So, your bank or credit union has a website. You have online banking. You have bill pay, account transfers and maybe even account alerts via text messaging. Congratulations. Here’s a cigar. Now, guess what? Big freaking deal.

If your financial institution offers some or even all of the above-mentioned services, you are not cutting edge. In a matter of a few short months or years, offering just what you read above may be considered woefully inadequate. The continued ascendancy of Internet-based banking will play a huge role in how consumers expect to access their money online.

A recent article from highlights the Internet bank start-up Simple. Take a moment to check out the Simple website. It certainly lives up to its name. The white space and clean, crisp design could teach a lot of bank and credit union websites a thing or two. But it’s not just the way the website looks. The real power of Simple and other Internet-based banks comes in what they offer consumers. Banks and credit unions would do well to learn from their example.

Simple offers a variety of consumer friendly and online oriented services. Simple customers can utilize an array of financial tracking and budgeting tools. Financial empowerment education is high on their list of things to offer. Their fee-free approach to banking will come as a pleasant surprise to many consumers overtaxed by typical financial institution fee structures. They go right to the heart of banks and credit unions that operate on the branch-centric philosophy, assuring customers they’ll never miss a branch with all the things they can do on their computers, tablets and smart phones.

Simple and other online only banking platforms may well be the wave of future financial services. What can your bank or credit union do now to help keep pace with the changing nature of the beast? How can you anticipate member or customer needs and demands and better position your financial institution to fulfill them in the future?

1) Keep track of what’s going on in the world of online banking. You might assign a technology savvy staff member (or even create a small committee) to research the topic and report back to your executive team. Read websites, trade journals, social media posts and blogs. You could also set up a Google News alert for topics like “Internet banking” and “consumer online banking.”

2) Ask your members or customers what they expect. The best group to turn to for information about online financial services are the people that currently use you. I hate to break it to you, but there’s a real good chance some of them are already using Simple or other similar online banking options. Quiz them and use the information to better position your financial institution for change.

3) Mystery shop your online competitors. Better yet, open up a test account with them. No, this isn’t betraying your financial institution. Actually getting inside one of these online banks offers you an invaluable first-person perspective into how they do business and why your members or customers are tempted to leave you for them.

4) Buzz, buzz, buzz till people hear you. Ensure that online banking and other Internet-based convenience services are constantly on the minds of your executive team and board of directors. You may have to play the role of Chicken Little here a bit, but as an employee interested in the long-term viability of your financial institution, it’s a necessary job. Also, with the average age of many bank and credit union executive teams and board members rising, your thoughts and opinions concerning online banking offer much-needed generational diversity.

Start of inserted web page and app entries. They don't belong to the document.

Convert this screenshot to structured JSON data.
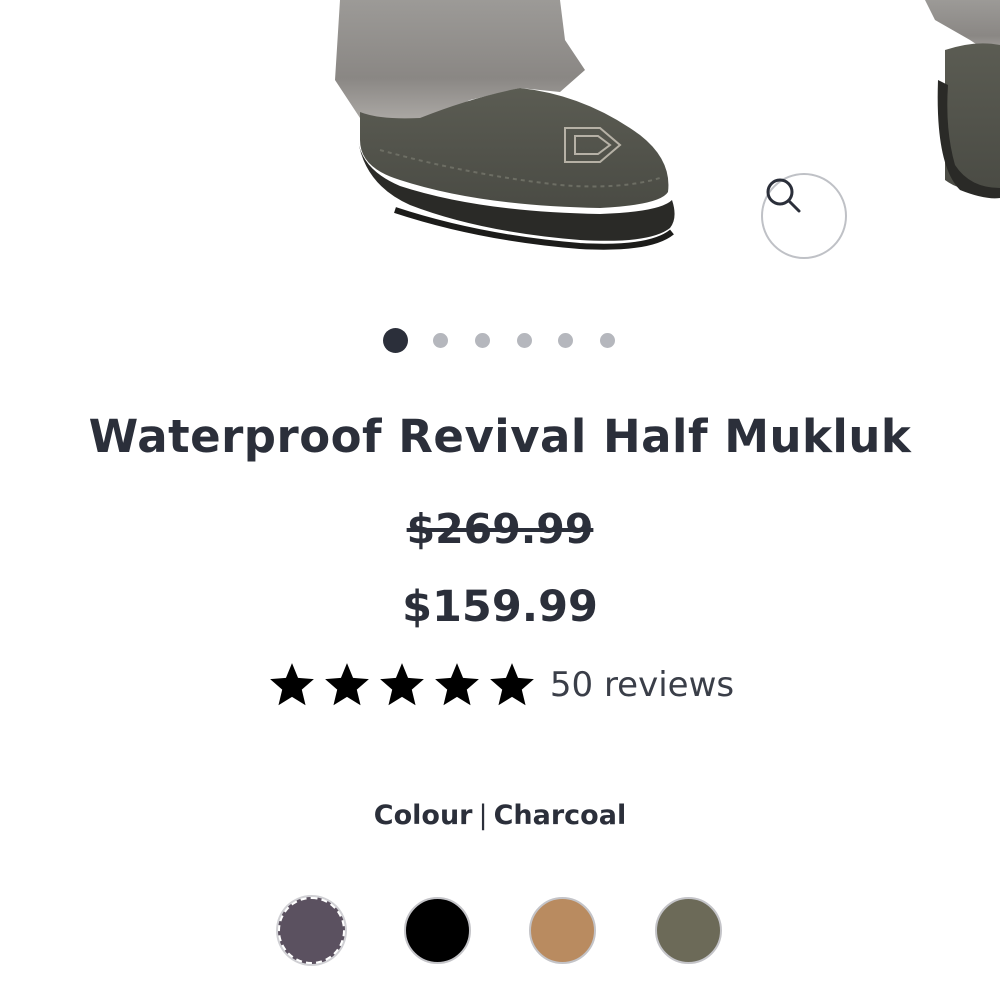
{
  "product": {
    "title": "Waterproof Revival Half Mukluk",
    "original_price": "$269.99",
    "sale_price": "$159.99",
    "rating": 5,
    "rating_max": 5,
    "reviews_label": "50 reviews"
  },
  "gallery": {
    "zoom_icon": "search-icon",
    "slide_count": 6,
    "active_slide": 1
  },
  "colour": {
    "label": "Colour",
    "separator": "|",
    "selected": "Charcoal",
    "swatches": [
      {
        "color": "#5b5160"
      },
      {
        "color": "#000000"
      },
      {
        "color": "#b98b60"
      },
      {
        "color": "#6c6a58"
      }
    ]
  },
  "theme": {
    "text": "#2b2f3a",
    "dot_active": "#2b2f3a",
    "dot_inactive": "#b5b7bd"
  }
}
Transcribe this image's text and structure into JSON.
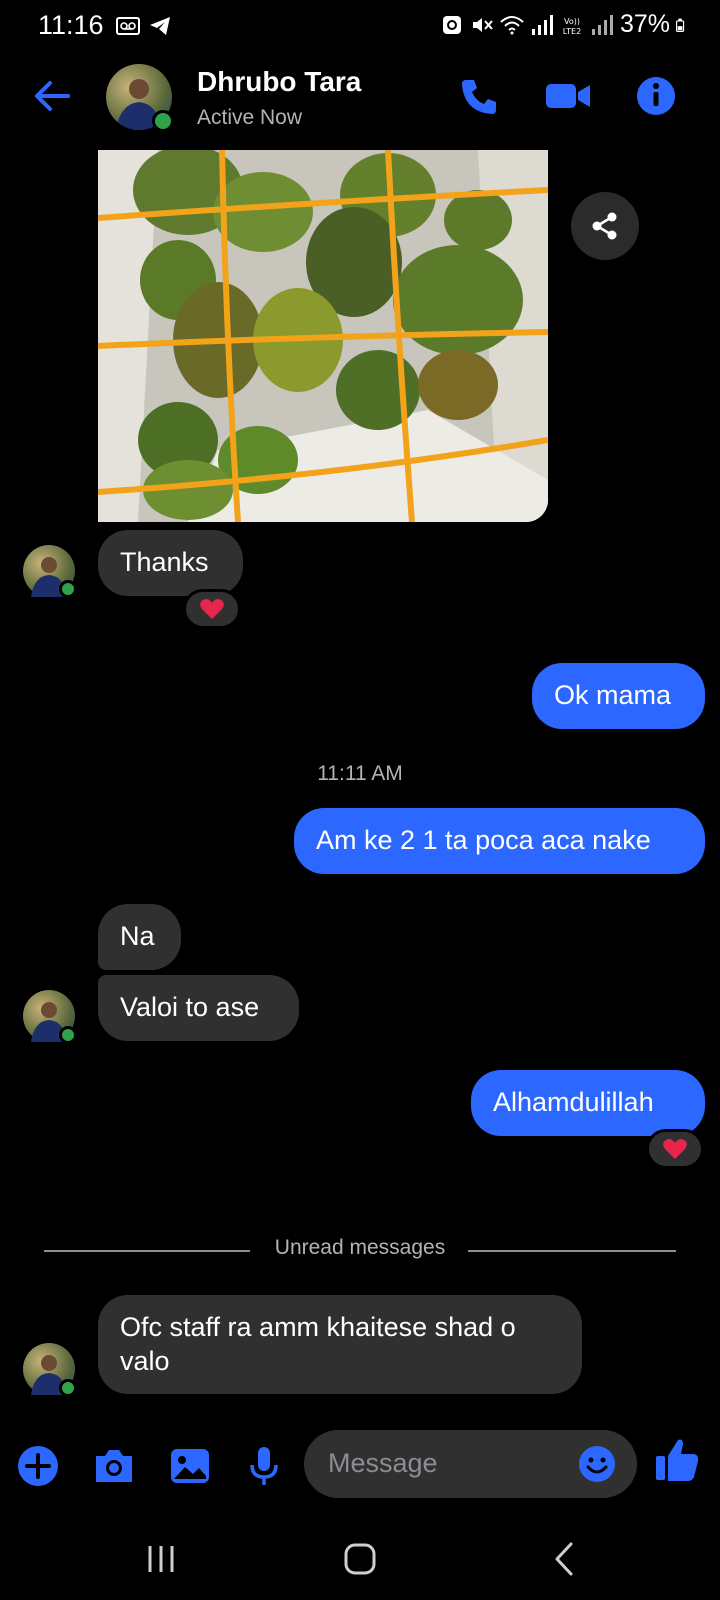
{
  "status_bar": {
    "time": "11:16",
    "battery": "37%"
  },
  "header": {
    "contact_name": "Dhrubo Tara",
    "contact_status": "Active Now"
  },
  "messages": [
    {
      "id": "thanks",
      "direction": "incoming",
      "text": "Thanks",
      "reaction": "heart"
    },
    {
      "id": "ok-mama",
      "direction": "outgoing",
      "text": "Ok mama"
    },
    {
      "id": "am-ke",
      "direction": "outgoing",
      "text": "Am ke 2 1 ta poca aca nake"
    },
    {
      "id": "na",
      "direction": "incoming",
      "text": "Na"
    },
    {
      "id": "valoi",
      "direction": "incoming",
      "text": "Valoi to ase"
    },
    {
      "id": "alhamdulillah",
      "direction": "outgoing",
      "text": "Alhamdulillah",
      "reaction": "heart"
    },
    {
      "id": "ofc-staff",
      "direction": "incoming",
      "text": "Ofc staff ra amm khaitese shad o valo"
    }
  ],
  "timestamp": "11:11 AM",
  "unread_divider": "Unread messages",
  "composer": {
    "placeholder": "Message"
  },
  "colors": {
    "accent": "#2c67ff",
    "incoming_bubble": "#303030",
    "online": "#31a24c",
    "heart": "#e8254a"
  }
}
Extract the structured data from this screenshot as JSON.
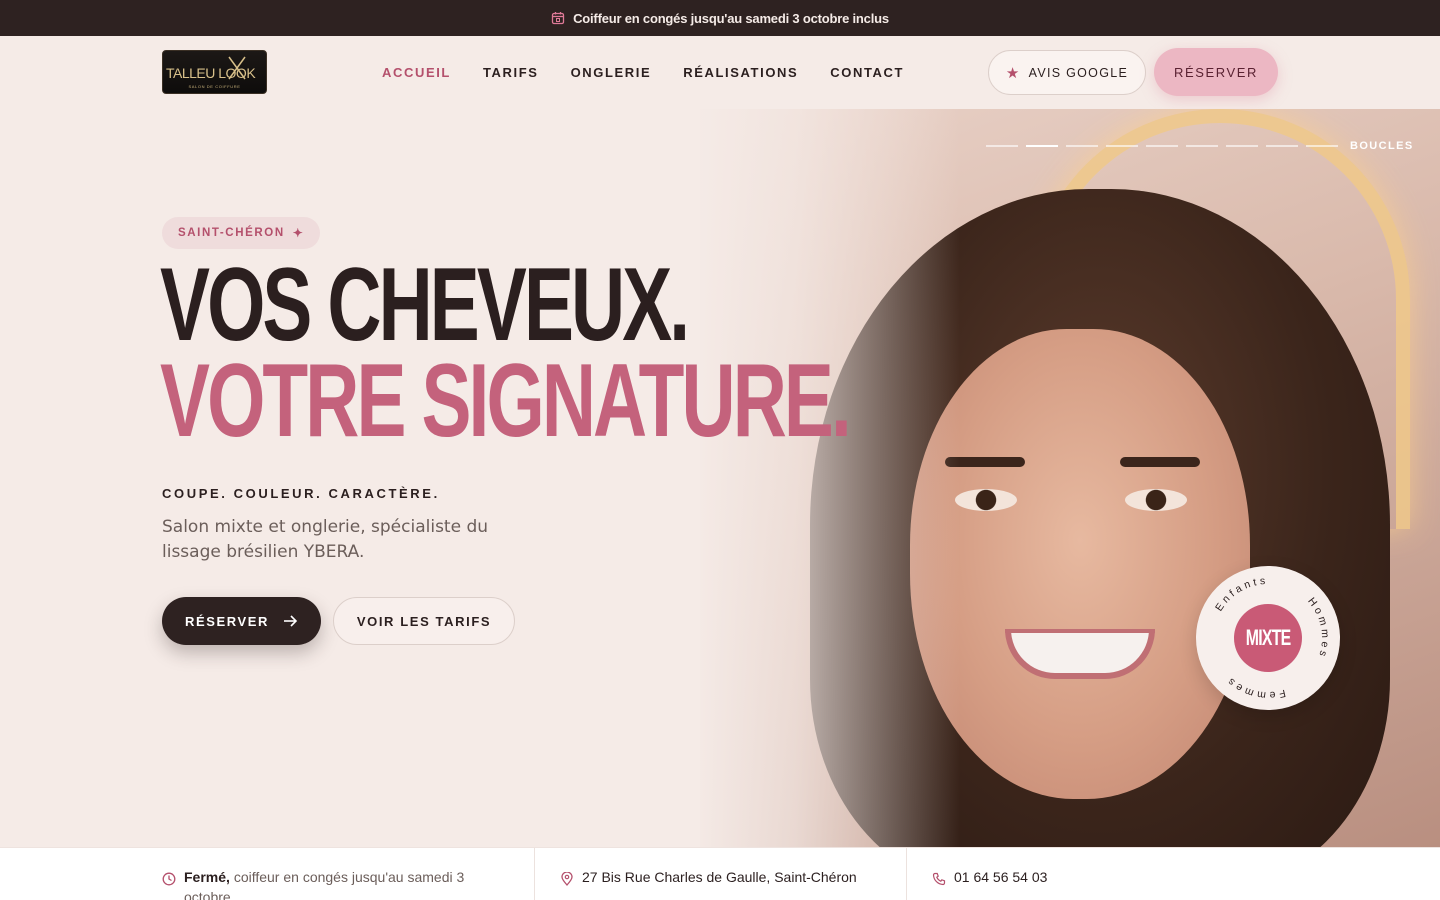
{
  "topbar": {
    "message": "Coiffeur en congés jusqu'au samedi 3 octobre inclus",
    "icon": "calendar-icon"
  },
  "header": {
    "logo_text": "TALLEU LOOK",
    "logo_sub": "SALON DE COIFFURE",
    "nav": [
      {
        "label": "ACCUEIL",
        "active": true
      },
      {
        "label": "TARIFS",
        "active": false
      },
      {
        "label": "ONGLERIE",
        "active": false
      },
      {
        "label": "RÉALISATIONS",
        "active": false
      },
      {
        "label": "CONTACT",
        "active": false
      }
    ],
    "google_button": "AVIS GOOGLE",
    "reserve_button": "RÉSERVER"
  },
  "hero": {
    "slide_label": "BOUCLES",
    "slide_count": 9,
    "active_slide": 2,
    "chip": "SAINT-CHÉRON",
    "title_line1": "VOS CHEVEUX.",
    "title_line2": "VOTRE SIGNATURE.",
    "tagline": "COUPE. COULEUR. CARACTÈRE.",
    "description": "Salon mixte et onglerie, spécialiste du lissage brésilien YBERA.",
    "cta_primary": "RÉSERVER",
    "cta_secondary": "VOIR LES TARIFS",
    "badge_center": "MIXTE",
    "badge_ring": [
      "Enfants",
      "Hommes",
      "Femmes"
    ]
  },
  "infobar": {
    "hours_status": "Fermé,",
    "hours_detail": "coiffeur en congés jusqu'au samedi 3 octobre",
    "address": "27 Bis Rue Charles de Gaulle, Saint-Chéron",
    "phone": "01 64 56 54 03"
  },
  "colors": {
    "accent": "#c4627c",
    "dark": "#2e2221",
    "background": "#f5ebe7",
    "pink_button": "#ecb7c3"
  }
}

As one of the creators of Simple noted, “We are a startup operating in an industry where change is measured in decades.” Traditional adhesion to the old way of doing things could spell serious trouble for your financial institution. In other words, your bank or credit union could face extinction if it is unable to keep up with the change of pace brought about by Internet banking and online financial services. Start planning now to ensure that doesn’t happen.